[SUPPLIED DATA — start]

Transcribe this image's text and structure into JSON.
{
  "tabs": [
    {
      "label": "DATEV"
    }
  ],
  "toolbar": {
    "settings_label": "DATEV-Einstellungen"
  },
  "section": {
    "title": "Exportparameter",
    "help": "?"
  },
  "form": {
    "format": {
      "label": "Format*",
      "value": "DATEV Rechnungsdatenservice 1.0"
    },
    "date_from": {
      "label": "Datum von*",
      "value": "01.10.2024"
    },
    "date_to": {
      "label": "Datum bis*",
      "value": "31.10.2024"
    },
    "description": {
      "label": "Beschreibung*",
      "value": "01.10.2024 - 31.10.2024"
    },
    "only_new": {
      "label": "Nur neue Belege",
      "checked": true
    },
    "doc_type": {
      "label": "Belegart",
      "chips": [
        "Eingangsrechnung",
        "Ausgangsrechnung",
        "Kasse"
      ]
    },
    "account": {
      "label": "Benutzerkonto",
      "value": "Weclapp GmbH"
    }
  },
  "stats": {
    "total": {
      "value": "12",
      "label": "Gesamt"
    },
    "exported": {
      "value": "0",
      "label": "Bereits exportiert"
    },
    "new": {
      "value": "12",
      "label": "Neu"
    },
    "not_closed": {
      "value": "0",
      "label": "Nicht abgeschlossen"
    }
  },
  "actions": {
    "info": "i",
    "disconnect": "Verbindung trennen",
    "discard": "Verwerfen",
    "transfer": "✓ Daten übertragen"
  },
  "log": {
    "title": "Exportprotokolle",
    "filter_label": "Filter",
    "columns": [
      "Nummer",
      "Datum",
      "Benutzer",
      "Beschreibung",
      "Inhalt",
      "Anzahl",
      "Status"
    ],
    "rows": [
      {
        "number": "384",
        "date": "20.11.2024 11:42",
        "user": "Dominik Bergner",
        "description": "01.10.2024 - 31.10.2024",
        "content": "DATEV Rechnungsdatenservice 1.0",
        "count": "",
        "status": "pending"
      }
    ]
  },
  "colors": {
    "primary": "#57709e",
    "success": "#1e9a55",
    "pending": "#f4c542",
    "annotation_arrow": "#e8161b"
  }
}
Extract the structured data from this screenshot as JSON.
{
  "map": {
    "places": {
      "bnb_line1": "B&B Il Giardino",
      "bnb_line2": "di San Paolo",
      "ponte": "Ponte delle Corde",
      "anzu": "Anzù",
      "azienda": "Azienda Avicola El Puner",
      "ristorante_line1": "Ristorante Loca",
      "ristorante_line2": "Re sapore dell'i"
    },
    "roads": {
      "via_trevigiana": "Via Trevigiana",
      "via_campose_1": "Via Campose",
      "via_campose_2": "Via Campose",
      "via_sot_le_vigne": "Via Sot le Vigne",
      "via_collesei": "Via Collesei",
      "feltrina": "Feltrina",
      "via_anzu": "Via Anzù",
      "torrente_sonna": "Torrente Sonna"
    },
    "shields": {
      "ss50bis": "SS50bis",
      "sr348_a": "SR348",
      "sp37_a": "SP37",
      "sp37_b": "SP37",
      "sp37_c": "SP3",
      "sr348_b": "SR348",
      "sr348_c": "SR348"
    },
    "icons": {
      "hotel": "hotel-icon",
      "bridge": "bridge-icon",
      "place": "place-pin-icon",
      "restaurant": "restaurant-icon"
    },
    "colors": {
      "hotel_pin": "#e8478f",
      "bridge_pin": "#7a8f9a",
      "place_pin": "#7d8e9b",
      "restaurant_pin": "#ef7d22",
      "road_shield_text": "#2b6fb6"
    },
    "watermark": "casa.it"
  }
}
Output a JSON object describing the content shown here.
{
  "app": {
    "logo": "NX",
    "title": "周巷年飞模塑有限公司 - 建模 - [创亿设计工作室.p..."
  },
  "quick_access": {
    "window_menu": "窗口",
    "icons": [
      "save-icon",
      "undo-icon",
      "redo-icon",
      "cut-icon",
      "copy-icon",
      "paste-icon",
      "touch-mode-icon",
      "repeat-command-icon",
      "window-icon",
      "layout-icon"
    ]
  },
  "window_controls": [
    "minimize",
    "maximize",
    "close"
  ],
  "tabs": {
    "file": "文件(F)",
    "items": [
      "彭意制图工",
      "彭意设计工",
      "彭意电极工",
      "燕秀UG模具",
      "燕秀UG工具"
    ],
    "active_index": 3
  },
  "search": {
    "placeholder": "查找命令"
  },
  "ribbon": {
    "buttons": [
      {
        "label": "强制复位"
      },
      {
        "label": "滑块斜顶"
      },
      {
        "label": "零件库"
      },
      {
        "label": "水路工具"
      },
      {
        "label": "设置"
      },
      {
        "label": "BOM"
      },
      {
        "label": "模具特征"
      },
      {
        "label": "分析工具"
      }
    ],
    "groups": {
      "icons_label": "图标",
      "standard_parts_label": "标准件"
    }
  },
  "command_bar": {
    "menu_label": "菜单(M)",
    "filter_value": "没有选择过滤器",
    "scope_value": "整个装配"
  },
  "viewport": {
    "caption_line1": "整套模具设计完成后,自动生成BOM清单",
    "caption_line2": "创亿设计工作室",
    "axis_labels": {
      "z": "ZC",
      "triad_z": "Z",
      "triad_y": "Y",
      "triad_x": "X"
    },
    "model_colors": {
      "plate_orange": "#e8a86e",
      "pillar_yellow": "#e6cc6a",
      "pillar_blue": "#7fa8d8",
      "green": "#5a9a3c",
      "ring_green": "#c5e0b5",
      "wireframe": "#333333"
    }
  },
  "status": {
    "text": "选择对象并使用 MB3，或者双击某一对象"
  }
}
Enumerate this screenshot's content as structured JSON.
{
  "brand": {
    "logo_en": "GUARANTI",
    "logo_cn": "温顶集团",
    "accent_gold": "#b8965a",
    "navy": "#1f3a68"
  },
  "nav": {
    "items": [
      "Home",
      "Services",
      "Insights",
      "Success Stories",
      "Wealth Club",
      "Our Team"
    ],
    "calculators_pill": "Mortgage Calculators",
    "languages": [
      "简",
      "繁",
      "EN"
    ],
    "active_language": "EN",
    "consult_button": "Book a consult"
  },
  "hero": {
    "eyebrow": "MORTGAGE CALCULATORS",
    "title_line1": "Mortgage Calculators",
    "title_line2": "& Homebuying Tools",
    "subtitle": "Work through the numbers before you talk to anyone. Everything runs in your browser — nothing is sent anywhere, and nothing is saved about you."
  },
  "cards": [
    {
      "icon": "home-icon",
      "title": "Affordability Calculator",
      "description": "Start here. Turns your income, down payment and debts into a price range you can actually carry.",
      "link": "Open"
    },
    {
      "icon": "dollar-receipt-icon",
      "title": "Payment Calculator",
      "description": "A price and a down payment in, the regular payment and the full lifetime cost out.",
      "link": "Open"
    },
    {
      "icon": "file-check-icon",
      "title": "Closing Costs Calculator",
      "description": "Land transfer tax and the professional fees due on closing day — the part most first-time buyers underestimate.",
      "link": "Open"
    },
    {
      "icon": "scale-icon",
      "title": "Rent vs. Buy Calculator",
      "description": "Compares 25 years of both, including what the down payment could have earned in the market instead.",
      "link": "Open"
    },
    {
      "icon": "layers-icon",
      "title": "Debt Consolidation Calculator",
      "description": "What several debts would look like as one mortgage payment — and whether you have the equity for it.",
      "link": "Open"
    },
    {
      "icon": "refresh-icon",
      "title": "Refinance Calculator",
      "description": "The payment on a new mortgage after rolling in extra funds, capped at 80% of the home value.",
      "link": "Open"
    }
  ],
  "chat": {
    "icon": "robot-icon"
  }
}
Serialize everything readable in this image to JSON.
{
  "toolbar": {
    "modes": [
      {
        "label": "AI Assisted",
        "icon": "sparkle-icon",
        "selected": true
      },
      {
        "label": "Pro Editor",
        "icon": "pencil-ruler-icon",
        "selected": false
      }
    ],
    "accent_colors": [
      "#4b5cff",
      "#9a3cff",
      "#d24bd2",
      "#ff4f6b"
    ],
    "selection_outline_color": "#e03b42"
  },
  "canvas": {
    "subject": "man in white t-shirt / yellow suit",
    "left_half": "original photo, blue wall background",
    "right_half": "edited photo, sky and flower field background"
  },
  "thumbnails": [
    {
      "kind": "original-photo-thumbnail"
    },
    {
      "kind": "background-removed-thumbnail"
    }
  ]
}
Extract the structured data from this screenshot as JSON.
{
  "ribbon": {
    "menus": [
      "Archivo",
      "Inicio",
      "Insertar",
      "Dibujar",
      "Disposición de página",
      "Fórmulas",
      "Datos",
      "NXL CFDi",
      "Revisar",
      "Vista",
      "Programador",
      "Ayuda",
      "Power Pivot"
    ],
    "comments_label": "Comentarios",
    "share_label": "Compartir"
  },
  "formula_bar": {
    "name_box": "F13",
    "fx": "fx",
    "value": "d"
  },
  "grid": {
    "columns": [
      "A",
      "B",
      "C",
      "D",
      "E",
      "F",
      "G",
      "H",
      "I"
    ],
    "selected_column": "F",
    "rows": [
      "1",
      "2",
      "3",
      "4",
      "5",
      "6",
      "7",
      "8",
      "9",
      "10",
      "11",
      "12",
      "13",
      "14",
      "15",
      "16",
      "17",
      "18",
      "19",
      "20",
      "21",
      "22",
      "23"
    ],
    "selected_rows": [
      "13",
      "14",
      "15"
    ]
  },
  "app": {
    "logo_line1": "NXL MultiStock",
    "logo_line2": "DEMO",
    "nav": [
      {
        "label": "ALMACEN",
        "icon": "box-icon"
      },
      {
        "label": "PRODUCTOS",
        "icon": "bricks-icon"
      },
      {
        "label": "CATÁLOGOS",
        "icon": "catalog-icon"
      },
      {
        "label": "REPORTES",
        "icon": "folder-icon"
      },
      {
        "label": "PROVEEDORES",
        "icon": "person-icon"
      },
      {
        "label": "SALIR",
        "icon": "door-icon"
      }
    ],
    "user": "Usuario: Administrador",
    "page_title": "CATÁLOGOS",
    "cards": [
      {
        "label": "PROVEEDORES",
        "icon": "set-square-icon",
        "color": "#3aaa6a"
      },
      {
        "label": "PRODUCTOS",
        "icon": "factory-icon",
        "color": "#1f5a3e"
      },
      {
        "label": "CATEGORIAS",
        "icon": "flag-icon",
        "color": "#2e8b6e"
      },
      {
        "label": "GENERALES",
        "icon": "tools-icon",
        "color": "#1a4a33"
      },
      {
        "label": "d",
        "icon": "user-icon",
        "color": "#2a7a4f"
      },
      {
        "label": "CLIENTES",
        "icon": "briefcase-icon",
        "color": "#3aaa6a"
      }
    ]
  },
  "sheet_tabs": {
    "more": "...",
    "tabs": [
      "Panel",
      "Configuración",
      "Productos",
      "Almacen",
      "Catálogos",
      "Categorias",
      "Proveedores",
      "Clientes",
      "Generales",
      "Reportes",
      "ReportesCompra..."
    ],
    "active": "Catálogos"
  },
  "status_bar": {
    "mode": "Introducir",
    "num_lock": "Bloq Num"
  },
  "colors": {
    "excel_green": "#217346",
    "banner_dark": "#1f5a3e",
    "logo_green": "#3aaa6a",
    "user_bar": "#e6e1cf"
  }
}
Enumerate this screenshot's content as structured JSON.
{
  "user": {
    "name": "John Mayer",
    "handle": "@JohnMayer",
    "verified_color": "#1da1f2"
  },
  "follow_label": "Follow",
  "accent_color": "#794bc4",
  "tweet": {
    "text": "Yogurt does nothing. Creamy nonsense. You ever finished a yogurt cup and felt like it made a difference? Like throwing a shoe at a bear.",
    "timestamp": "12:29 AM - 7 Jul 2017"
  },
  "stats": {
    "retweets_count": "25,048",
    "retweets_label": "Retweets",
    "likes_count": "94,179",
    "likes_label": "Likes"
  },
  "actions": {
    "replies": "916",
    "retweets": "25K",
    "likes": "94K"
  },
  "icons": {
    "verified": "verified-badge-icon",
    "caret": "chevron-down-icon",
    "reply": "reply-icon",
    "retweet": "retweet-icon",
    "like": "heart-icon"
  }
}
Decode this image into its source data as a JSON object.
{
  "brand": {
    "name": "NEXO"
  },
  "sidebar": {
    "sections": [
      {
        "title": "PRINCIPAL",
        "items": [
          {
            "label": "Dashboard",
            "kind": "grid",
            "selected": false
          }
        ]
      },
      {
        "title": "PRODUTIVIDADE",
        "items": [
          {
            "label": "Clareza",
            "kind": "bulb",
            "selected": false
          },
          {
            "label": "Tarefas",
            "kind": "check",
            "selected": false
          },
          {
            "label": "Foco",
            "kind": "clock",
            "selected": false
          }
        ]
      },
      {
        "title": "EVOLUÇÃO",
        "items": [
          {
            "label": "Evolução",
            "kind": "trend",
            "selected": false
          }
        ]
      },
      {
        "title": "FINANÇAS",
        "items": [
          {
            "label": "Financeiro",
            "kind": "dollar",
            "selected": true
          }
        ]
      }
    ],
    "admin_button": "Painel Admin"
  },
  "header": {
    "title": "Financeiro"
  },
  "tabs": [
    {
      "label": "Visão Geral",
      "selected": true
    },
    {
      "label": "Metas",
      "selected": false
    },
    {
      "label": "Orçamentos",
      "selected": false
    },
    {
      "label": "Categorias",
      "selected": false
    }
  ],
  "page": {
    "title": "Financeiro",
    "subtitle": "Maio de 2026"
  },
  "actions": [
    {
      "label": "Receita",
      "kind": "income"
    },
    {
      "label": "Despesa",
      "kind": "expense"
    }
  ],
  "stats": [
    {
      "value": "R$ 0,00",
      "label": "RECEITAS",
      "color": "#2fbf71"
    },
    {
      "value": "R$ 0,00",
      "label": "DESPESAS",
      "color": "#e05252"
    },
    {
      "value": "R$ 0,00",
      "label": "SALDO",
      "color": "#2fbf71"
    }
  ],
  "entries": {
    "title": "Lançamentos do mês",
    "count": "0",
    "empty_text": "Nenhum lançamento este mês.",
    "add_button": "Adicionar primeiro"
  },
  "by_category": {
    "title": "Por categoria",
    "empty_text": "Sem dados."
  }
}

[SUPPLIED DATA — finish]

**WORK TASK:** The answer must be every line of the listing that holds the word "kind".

**SOLUTION TO THIS EXERCISE:**
      "kind": "original-photo-thumbnail"
      "kind": "background-removed-thumbnail"
            "kind": "grid",
            "kind": "bulb",
            "kind": "check",
            "kind": "clock",
            "kind": "trend",
            "kind": "dollar",
      "kind": "income"
      "kind": "expense"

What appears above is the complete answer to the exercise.